Google Workspace Status Dashboard - in this page, users can check the current and past status of core Google Workspace applications like Gmail, Google Calendar, Google Meet, and others. Users can subscribe with RSS or JSON feed to get the latest update.

As you can see from the samples above, a status page usually consists of some components:

  • Current status: it shows the current condition of the service, whether it is fully operational, partially functional, or completely out of service.
  • Past events: it consists of the history of past events or incidents
  • Scheduled maintenance: it is used to inform users in advance about the planned maintenance and the time windows so users can anticipate it with the necessary preparation
  • Subscription: it allows users to get the updated status of a particular service without having to visit the page
  • Report a problem: not necessarily implemented on the same page; at least a link is provided on the page to help users report their problems easily

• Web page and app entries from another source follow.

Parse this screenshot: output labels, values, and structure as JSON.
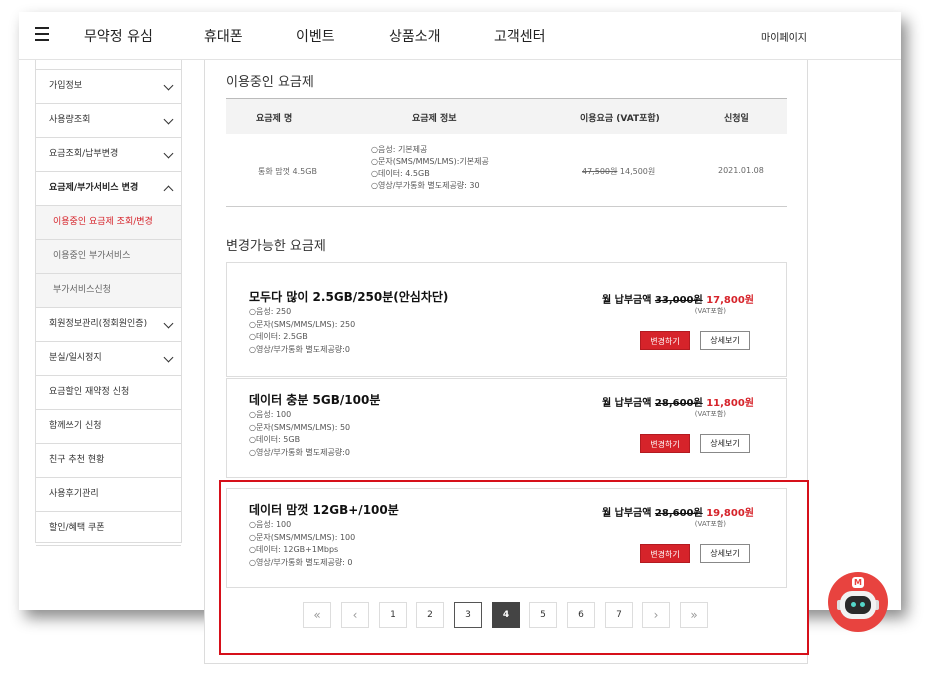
{
  "header": {
    "menu_icon": "hamburger-menu-icon",
    "nav": [
      "무약정 유심",
      "휴대폰",
      "이벤트",
      "상품소개",
      "고객센터"
    ],
    "mypage": "마이페이지"
  },
  "sidebar": {
    "items": [
      {
        "label": "가입정보"
      },
      {
        "label": "사용량조회"
      },
      {
        "label": "요금조회/납부변경"
      },
      {
        "label": "요금제/부가서비스 변경"
      },
      {
        "label": "이용중인 요금제 조회/변경"
      },
      {
        "label": "이용중인 부가서비스"
      },
      {
        "label": "부가서비스신청"
      },
      {
        "label": "회원정보관리(정회원인증)"
      },
      {
        "label": "분실/일시정지"
      },
      {
        "label": "요금할인 재약정 신청"
      },
      {
        "label": "함께쓰기 신청"
      },
      {
        "label": "친구 추천 현황"
      },
      {
        "label": "사용후기관리"
      },
      {
        "label": "할인/혜택 쿠폰"
      }
    ]
  },
  "current": {
    "title": "이용중인 요금제",
    "headers": [
      "요금제 명",
      "요금제 정보",
      "이용요금 (VAT포함)",
      "신청일"
    ],
    "row": {
      "name": "통화 맘껏 4.5GB",
      "info": [
        "○음성: 기본제공",
        "○문자(SMS/MMS/LMS):기본제공",
        "○데이터: 4.5GB",
        "○영상/부가통화 별도제공량: 30"
      ],
      "old_price": "47,500원",
      "new_price": "14,500원",
      "date": "2021.01.08"
    }
  },
  "available": {
    "title": "변경가능한 요금제",
    "price_label": "월 납부금액",
    "vat": "(VAT포함)",
    "change_label": "변경하기",
    "detail_label": "상세보기",
    "plans": [
      {
        "name": "모두다 많이 2.5GB/250분(안심차단)",
        "features": [
          "○음성: 250",
          "○문자(SMS/MMS/LMS): 250",
          "○데이터: 2.5GB",
          "○영상/부가통화 별도제공량:0"
        ],
        "old_price": "33,000원",
        "new_price": "17,800원"
      },
      {
        "name": "데이터 충분 5GB/100분",
        "features": [
          "○음성: 100",
          "○문자(SMS/MMS/LMS): 50",
          "○데이터: 5GB",
          "○영상/부가통화 별도제공량:0"
        ],
        "old_price": "28,600원",
        "new_price": "11,800원"
      },
      {
        "name": "데이터 맘껏 12GB+/100분",
        "features": [
          "○음성: 100",
          "○문자(SMS/MMS/LMS): 100",
          "○데이터: 12GB+1Mbps",
          "○영상/부가통화 별도제공량: 0"
        ],
        "old_price": "28,600원",
        "new_price": "19,800원"
      }
    ]
  },
  "pagination": {
    "first": "«",
    "prev": "‹",
    "pages": [
      "1",
      "2",
      "3",
      "4",
      "5",
      "6",
      "7"
    ],
    "next": "›",
    "last": "»",
    "current": "4"
  },
  "chatbot": {
    "badge": "M",
    "icon": "chatbot-robot-icon"
  },
  "colors": {
    "accent": "#d6232a",
    "highlight": "#d6101a",
    "bot": "#e8433f"
  }
}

I’m sure by now you have ideas about the status page that can be added to your application ecosystem. But how? It will be too much work, right? Luckily, there are actually some ready-to-use tools that you can use to set up one for your product. These are some examples of the tools:

Some tools will just work by checking your application’s root URL. But to get more advanced reports, some tools require your system to provide custom data or health check endpoints. But at least now you have a starting point to increase the credibility of your service in front of your loyal customers.

Tech News

memo Microsoft: Now your apps can update even when your PC is locked

Rizqun: “Microsoft has rolled out a new method called “update under lock” to revise Office apps while the PC is in idle, locked mode or if the apps are running. “Update under lock” tries to shut down Office apps when it’s safe to do so and then apply a pending update. It then restores closed apps to their previous state.”

memo How Google Cloud blocked the largest Layer 7 DDoS attack at 46 million rps

Yoga: “Google has provided protection for their customers against DDoS attacks, one of the cyberattacks that are increasing and growing exponentially. The attack was identified from more than five thousand source IPs in 132 countries, a portion coming from Tor exit nodes. Thankfully, Google’s protection feature called Cloud Armor can mitigate this kind of attack by detecting it early and alerting their customers.”

memo Microsoft Defender is getting an AI upgrade

Rizqun: “Microsoft is bringing the RiskIQ technology into its free antivirus, Microsoft Defender. It is said that the AI can harvest data about the attacks currently circulating around the internet and present it to a human so that they can better decide the best course of action for defending users. With Microsoft now showing off the fruit of its RiskIQ purchase, Microsoft Defender is about to get a lot better. And given the threats going around online, it’s probably exactly what the company needed.”

memo Dotless domains: Home to the Internet’s shortest URLs

Yoga: “Majority of internet domains contain top-level domains (TLD) like com to be valid DNS records resolving to a server. But this article shows us that is not always the case. Domains can be as short as possible, even without the dot. Unfortunately, it’s not always working too because it needs to be recorded in some DNS, and depends on ISP, device and the browser to be accessed.”

memo Remix VS Next.js

Rizqun: “This article provides an explanation of server-side rendering (SSR) and compares Remix with Next.js. This article provides a fairly complete comparison ranging from routing, styling, data handling, error handling, and so on.”